**EXERCISE INSTRUCTIONS**
Every line below that includes "City" counts toward the total. Report that total alone.

Records excerpted from a collection
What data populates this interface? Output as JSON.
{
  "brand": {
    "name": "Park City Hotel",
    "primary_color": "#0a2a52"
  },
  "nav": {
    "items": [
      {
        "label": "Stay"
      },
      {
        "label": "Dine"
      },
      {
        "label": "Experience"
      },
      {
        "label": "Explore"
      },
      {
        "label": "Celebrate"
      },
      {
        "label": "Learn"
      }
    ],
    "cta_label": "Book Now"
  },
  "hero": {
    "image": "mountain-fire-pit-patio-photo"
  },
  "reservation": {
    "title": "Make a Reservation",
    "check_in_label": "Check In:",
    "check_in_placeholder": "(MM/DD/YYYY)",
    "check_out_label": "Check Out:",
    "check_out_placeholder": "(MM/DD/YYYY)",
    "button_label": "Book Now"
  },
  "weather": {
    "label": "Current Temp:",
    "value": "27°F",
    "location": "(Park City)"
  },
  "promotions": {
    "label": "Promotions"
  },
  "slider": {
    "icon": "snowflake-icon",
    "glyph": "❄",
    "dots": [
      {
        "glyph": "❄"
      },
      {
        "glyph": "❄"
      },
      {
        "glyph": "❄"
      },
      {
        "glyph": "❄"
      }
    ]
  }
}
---
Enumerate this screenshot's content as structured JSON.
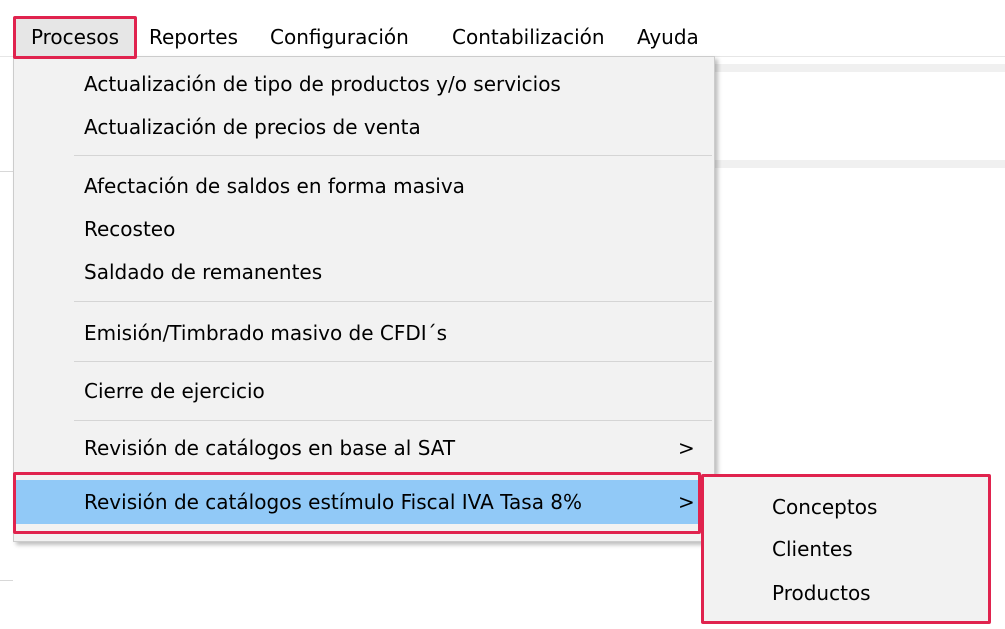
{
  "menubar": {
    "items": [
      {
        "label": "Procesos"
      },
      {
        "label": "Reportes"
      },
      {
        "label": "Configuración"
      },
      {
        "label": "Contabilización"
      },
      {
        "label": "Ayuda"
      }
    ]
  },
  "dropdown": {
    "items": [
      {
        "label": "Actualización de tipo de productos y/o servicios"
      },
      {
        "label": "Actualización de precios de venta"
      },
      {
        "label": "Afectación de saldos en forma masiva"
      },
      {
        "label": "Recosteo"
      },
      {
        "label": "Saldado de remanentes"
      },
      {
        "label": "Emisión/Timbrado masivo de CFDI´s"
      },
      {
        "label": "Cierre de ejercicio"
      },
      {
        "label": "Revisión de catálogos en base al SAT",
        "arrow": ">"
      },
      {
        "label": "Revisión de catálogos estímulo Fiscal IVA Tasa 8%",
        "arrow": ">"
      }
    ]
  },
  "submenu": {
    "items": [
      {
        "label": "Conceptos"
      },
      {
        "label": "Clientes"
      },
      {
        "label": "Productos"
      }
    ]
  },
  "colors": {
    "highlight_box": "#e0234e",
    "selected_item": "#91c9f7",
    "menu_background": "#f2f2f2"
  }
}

**FINISHED TASK**
2